Dataset rows for apps and sites:
--- START ---
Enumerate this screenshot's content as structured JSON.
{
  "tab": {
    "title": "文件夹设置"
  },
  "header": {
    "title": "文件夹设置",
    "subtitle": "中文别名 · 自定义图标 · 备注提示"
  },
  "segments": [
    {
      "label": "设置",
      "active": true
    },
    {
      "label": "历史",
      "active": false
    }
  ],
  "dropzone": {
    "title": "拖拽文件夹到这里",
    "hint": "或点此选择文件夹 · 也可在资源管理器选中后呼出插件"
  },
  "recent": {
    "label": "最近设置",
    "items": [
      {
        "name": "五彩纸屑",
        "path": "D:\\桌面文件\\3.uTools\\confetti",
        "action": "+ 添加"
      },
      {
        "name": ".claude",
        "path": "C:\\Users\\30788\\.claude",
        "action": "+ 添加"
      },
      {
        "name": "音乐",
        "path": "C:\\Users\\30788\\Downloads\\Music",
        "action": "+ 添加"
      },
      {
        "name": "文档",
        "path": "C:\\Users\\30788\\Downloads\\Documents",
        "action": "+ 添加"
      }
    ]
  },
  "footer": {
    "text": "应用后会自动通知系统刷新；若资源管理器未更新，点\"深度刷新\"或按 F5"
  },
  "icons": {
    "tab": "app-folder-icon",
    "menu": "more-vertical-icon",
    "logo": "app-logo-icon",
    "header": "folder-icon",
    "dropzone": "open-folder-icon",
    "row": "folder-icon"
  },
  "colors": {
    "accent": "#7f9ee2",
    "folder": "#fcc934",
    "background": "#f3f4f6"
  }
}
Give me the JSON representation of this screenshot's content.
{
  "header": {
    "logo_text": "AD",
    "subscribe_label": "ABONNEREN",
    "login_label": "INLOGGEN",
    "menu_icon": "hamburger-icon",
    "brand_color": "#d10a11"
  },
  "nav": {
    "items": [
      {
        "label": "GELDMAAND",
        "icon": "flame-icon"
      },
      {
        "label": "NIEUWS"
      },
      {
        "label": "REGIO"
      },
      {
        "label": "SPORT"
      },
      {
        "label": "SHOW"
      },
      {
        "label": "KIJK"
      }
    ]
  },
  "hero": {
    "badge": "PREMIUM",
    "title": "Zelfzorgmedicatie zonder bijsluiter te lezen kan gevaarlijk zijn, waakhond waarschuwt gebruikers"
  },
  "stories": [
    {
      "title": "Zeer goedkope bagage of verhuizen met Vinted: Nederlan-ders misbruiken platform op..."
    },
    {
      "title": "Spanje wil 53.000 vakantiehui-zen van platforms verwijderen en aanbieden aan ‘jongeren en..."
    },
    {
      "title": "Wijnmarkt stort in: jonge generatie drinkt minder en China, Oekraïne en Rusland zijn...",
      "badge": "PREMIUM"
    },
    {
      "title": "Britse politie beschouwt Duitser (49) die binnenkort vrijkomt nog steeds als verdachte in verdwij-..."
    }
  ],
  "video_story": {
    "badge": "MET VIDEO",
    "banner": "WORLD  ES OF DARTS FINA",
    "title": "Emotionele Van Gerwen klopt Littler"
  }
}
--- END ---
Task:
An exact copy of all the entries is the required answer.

Completed task:
Enumerate this screenshot's content as structured JSON.
{
  "tab": {
    "title": "文件夹设置"
  },
  "header": {
    "title": "文件夹设置",
    "subtitle": "中文别名 · 自定义图标 · 备注提示"
  },
  "segments": [
    {
      "label": "设置",
      "active": true
    },
    {
      "label": "历史",
      "active": false
    }
  ],
  "dropzone": {
    "title": "拖拽文件夹到这里",
    "hint": "或点此选择文件夹 · 也可在资源管理器选中后呼出插件"
  },
  "recent": {
    "label": "最近设置",
    "items": [
      {
        "name": "五彩纸屑",
        "path": "D:\\桌面文件\\3.uTools\\confetti",
        "action": "+ 添加"
      },
      {
        "name": ".claude",
        "path": "C:\\Users\\30788\\.claude",
        "action": "+ 添加"
      },
      {
        "name": "音乐",
        "path": "C:\\Users\\30788\\Downloads\\Music",
        "action": "+ 添加"
      },
      {
        "name": "文档",
        "path": "C:\\Users\\30788\\Downloads\\Documents",
        "action": "+ 添加"
      }
    ]
  },
  "footer": {
    "text": "应用后会自动通知系统刷新；若资源管理器未更新，点\"深度刷新\"或按 F5"
  },
  "icons": {
    "tab": "app-folder-icon",
    "menu": "more-vertical-icon",
    "logo": "app-logo-icon",
    "header": "folder-icon",
    "dropzone": "open-folder-icon",
    "row": "folder-icon"
  },
  "colors": {
    "accent": "#7f9ee2",
    "folder": "#fcc934",
    "background": "#f3f4f6"
  }
}
Give me the JSON representation of this screenshot's content.
{
  "header": {
    "logo_text": "AD",
    "subscribe_label": "ABONNEREN",
    "login_label": "INLOGGEN",
    "menu_icon": "hamburger-icon",
    "brand_color": "#d10a11"
  },
  "nav": {
    "items": [
      {
        "label": "GELDMAAND",
        "icon": "flame-icon"
      },
      {
        "label": "NIEUWS"
      },
      {
        "label": "REGIO"
      },
      {
        "label": "SPORT"
      },
      {
        "label": "SHOW"
      },
      {
        "label": "KIJK"
      }
    ]
  },
  "hero": {
    "badge": "PREMIUM",
    "title": "Zelfzorgmedicatie zonder bijsluiter te lezen kan gevaarlijk zijn, waakhond waarschuwt gebruikers"
  },
  "stories": [
    {
      "title": "Zeer goedkope bagage of verhuizen met Vinted: Nederlan-ders misbruiken platform op..."
    },
    {
      "title": "Spanje wil 53.000 vakantiehui-zen van platforms verwijderen en aanbieden aan ‘jongeren en..."
    },
    {
      "title": "Wijnmarkt stort in: jonge generatie drinkt minder en China, Oekraïne en Rusland zijn...",
      "badge": "PREMIUM"
    },
    {
      "title": "Britse politie beschouwt Duitser (49) die binnenkort vrijkomt nog steeds als verdachte in verdwij-..."
    }
  ],
  "video_story": {
    "badge": "MET VIDEO",
    "banner": "WORLD  ES OF DARTS FINA",
    "title": "Emotionele Van Gerwen klopt Littler"
  }
}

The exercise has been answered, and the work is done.